Bernie Sanders is the Marvis Frazier of the Primaries

350px-Holmes-Frazier_U832820 Thirty years ago, Marvis Frazier fought undefeated champ Larry Holmes for the heavyweight boxing title. Marvis was an outstanding amateur, but he had only been in 10 pro fights. An inexperienced fighter named Marvis Smith would never have gotten a title shot, but Marvis’ dad was the legendary Joe Frazier, so he did.

The hype leading up to the bout was incredible, with Frazier posing on magazine covers and being interviewed by adoring reporters. The fight itself was preceded with an hour-long special about Frazier, all but crowning him the champ. Holmes meanwhile was disparaged in the run up to the fight as too old, too slow and too boring to beat a charismatic figure of destiny like Marvis Frazier.

In the first and only round of the fight, Holmes beat Frazier like a rented mule. A single crushing punch sent Frazier flying. Once Frazier got back up, Holmes pounded him at will while literally gesturing to the referee between punches to stop the fight because Frazier was out on his feet.

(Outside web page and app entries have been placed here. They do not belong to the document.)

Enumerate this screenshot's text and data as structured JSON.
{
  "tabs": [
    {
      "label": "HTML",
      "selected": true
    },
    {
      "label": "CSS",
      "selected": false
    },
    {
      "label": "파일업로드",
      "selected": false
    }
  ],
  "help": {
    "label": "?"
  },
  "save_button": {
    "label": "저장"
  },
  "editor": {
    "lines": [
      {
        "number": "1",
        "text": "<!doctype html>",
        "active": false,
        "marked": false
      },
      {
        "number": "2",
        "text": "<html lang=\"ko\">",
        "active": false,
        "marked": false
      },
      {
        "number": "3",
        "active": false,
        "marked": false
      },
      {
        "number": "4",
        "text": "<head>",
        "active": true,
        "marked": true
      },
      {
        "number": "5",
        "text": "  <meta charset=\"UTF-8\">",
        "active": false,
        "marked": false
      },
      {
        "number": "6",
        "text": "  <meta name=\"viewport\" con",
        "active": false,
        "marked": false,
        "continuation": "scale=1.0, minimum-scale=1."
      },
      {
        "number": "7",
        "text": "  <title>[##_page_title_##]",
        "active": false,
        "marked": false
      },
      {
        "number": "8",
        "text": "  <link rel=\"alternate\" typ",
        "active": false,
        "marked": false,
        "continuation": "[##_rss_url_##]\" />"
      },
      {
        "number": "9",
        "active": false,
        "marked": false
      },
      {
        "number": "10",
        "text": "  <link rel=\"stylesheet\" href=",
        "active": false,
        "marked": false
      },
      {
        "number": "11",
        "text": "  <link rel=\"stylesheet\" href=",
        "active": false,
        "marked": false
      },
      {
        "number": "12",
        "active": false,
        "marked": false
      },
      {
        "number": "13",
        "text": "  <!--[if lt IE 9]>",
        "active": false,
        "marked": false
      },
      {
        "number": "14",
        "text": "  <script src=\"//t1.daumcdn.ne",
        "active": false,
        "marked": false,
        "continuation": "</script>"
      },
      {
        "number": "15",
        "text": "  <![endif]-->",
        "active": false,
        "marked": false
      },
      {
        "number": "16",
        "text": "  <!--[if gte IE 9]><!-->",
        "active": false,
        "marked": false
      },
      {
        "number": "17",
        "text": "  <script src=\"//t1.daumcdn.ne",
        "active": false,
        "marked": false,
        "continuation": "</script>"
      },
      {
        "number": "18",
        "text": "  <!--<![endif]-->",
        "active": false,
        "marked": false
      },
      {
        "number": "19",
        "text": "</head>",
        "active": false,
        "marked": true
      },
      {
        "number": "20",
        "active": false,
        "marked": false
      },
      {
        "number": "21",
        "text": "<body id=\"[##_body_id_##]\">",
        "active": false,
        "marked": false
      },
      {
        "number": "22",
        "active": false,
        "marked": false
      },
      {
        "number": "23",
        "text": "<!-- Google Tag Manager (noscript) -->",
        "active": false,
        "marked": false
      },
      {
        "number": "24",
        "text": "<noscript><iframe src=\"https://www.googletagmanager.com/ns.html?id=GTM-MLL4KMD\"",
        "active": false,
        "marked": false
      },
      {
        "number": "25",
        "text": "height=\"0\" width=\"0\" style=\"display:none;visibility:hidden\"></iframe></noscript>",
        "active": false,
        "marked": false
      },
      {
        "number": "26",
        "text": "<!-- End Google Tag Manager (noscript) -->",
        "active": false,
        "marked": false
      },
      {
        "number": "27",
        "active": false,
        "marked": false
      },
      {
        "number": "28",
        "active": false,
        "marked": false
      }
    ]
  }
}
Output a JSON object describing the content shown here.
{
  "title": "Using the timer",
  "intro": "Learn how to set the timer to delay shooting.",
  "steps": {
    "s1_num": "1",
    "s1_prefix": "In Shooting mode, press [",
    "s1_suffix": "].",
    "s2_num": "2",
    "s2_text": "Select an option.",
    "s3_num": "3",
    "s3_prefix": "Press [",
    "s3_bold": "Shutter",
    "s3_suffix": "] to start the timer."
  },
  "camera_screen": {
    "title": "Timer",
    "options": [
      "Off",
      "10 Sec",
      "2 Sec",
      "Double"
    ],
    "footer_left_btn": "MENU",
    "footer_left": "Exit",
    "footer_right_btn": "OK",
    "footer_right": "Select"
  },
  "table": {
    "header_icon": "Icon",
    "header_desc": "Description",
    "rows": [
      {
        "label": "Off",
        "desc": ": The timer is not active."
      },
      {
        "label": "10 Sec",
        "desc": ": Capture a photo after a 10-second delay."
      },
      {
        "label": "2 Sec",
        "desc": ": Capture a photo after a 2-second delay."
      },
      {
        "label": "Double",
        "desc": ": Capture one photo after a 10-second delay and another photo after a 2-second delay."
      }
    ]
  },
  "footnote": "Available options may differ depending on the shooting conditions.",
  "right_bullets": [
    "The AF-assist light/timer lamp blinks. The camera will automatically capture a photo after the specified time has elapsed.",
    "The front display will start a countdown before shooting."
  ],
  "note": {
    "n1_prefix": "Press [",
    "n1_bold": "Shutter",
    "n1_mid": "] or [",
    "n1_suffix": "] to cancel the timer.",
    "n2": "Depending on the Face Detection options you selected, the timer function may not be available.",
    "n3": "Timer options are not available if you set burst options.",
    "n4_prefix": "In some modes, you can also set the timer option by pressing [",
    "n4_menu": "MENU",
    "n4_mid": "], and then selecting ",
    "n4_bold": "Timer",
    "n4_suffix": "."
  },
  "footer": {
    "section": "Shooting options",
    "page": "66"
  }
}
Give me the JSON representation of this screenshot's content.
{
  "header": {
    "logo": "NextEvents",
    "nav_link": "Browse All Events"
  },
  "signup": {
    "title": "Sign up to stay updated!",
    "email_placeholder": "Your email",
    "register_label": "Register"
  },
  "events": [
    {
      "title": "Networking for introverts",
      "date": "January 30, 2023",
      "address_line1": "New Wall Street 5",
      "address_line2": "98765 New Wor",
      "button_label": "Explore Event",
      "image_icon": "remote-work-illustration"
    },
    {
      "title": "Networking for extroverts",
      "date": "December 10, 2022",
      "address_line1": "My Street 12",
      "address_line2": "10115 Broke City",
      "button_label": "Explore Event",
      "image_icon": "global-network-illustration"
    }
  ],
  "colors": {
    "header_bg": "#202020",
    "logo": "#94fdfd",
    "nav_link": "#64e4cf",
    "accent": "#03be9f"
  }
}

As a young boxing fan, I felt really conned by the press over this, because it was utterly obvious after the slaughter that the fight was never going to be close. If Frazier had had 100 tries, he would have been destroyed by the mighty Holmes every single time. But for their own reasons (they sold a lot of those magazines), sports journalists grossly misrepresented how close the match would be.

Older and more cynical, I have become wary of the desire of the media to make battles sounds epic when they are in fact going to be walkovers, a feeling I have experienced acutely throughout the Sanders/Clinton matchup. The amount of “Clinton campaign in disarray/Sanders surging” coverage has been every bit as uncritical and self-interested as the lead up to the Frazier/Holmes fight.

I say this with no animosity to Sanders, who seems like a perfectly decent man, but his campaign ended in Iowa. The state was tailor made for him and he lost (though much of the press coverage framed it as a win). If he had won by 20 points there, it would have been significant, but he lost in a super-white, super-liberal caucus state that favored him as much as any outside of his own neighborhood.

I don’t blame Sanders’ young fans for thinking he could win. Young people should be idealistic and have big dreams and it’s not their job to be as jaded as I am. But professional journalists have a responsibility to be critical and careful in their reporting. Many of them really, really misrepresented Sanders’ prospects because they wanted a horse race when there just wasn’t one to be had.

Author: Keith Humphreys

Keith Humphreys is a Professor of Psychiatry at Stanford University. His research, teaching and writing have focused on addictive disorders, self-help organizations (e.g., breast cancer support groups, Alcoholics Anonymous), evaluation research methods, and public policy related to health care, mental illness, veterans and drugs. He is the author or co-author of numerous books and scholarly articles, and has written for the New York Times, Wall Street Journal, Washington Post, The Guardian (UK), the San Francisco Chronicle and other media outlets. When he is not in the San Francisco Bay Area, he is usually in London, where he is an ad hoc policy adviser to the national and city government, an honorary professor of psychiatry at Kings College, a senior editorial adviser to the journal Addiction, and a member of The Athenaeum. When he is not in the San Francisco Bay Area or London, he is usually in Washington D.C., where he serves as a frequent science and policy advisor to federal agencies, and where he has served previously as an appointee to a White House commission and several Secretarial task forces. From July 2009-2010, he served as Senior Policy Advisor at the White House Office of National Drug Control Policy. When he is not in the San Francisco Bay Area or London or Washington D.C., he is usually in the Middle East, where since 2004 he has volunteered in the international humanitarian effort to rebuild Iraq’s mental health care system. This work has taken him to Turkey, Egypt, Iraq, Jordan and Lebanon to teach and consult with Iraqi health professionals and policy makers.